Repeat the data below in full. Pictures must not be part of the copy.
----------
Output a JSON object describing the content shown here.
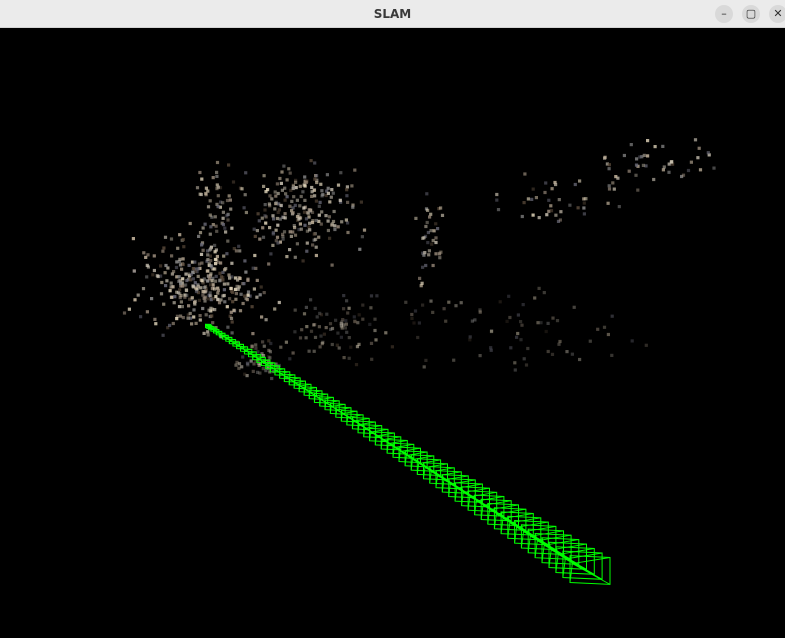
{
  "window": {
    "title": "SLAM",
    "minimize_glyph": "–",
    "maximize_glyph": "▢",
    "close_glyph": "✕"
  },
  "viewer": {
    "background_color": "#000000",
    "trajectory_color": "#00ff00",
    "map_point_colors": [
      "#e8dcc0",
      "#c8b8a0",
      "#a09080",
      "#8a8a8a",
      "#6a6a78",
      "#5a4a3a",
      "#d0c8b8",
      "#b0a898"
    ]
  }
}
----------
__Your response__
Output a JSON object describing the content shown here.
{
  "window": {
    "title": "SLAM",
    "minimize_glyph": "–",
    "maximize_glyph": "▢",
    "close_glyph": "✕"
  },
  "viewer": {
    "background_color": "#000000",
    "trajectory_color": "#00ff00",
    "map_point_colors": [
      "#e8dcc0",
      "#c8b8a0",
      "#a09080",
      "#8a8a8a",
      "#6a6a78",
      "#5a4a3a",
      "#d0c8b8",
      "#b0a898"
    ]
  }
}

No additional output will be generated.